JS-Placemaker—geolocate texts in JavaScript. Chris Heilmann exposed Placemaker to JavaScript (JSONP) using a YQL execute table. Try his examples—I’m impressed that “My name is Jack London, I live in Ontario” returns just Ontario, demonstrating that Placemaker’s NLP is pretty well tuned. # 23rd May 2009, 12:36 am

Flickr Shapefiles Public Dataset 1.0. Another awesome Geo dataset from the Yahoo! stable—this time it’s Flickr releasing shapefiles (geometrical shapes) for hundreds of thousands of places around the world, under the CC0 license which makes them essentially public domain. The shapes themselves have been crowdsourced from geocoded photos uploaded to Flickr, where users can “correct” the textual location assigned to each photo. Combine this with the GeoPlanet WOE data and you get a huge, free dataset describing the human geography of the world. # 22nd May 2009, 6:12 pm

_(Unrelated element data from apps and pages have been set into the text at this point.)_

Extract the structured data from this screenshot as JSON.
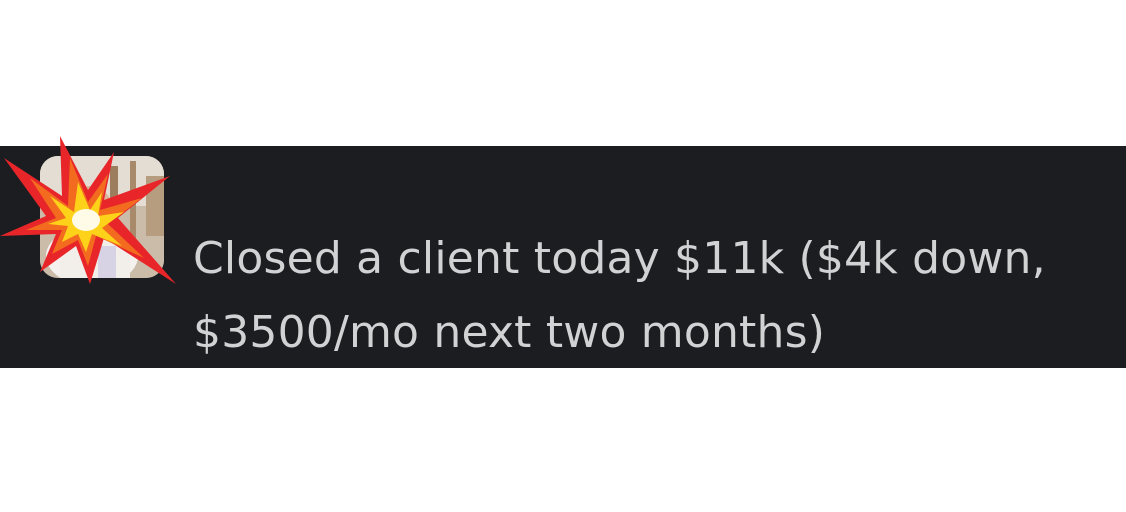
{
  "message": {
    "line1": "Closed a client today $11k ($4k down,",
    "line2": "$3500/mo next two months)"
  },
  "avatar": {
    "icon": "user-photo"
  },
  "reaction": {
    "icon": "collision-burst-emoji"
  },
  "colors": {
    "background": "#1c1d21",
    "text": "#d1d2d3",
    "page": "#ffffff"
  }
}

Yahoo! Geo: Announcing GeoPlanet Data. The Yahoo! WhereOnEarth geographic data set is fantastic, but I’ve always felt slightly uncomfortable about building applications against it in case the API went away. That’s not an issue any more—the entire dataset is now available to download and use under a Creative Commons Attribution license. It’s not entirely clear what the attribution requirements are—do you have to put “data from GeoPlanet” on every page or can you get away with just tucking the attribution away in an “about this site” page? UPDATE: The data doesn’t include latitude/longitude or bounding boxes, which severely reduces its utility. # 20th May 2009, 9:12 pm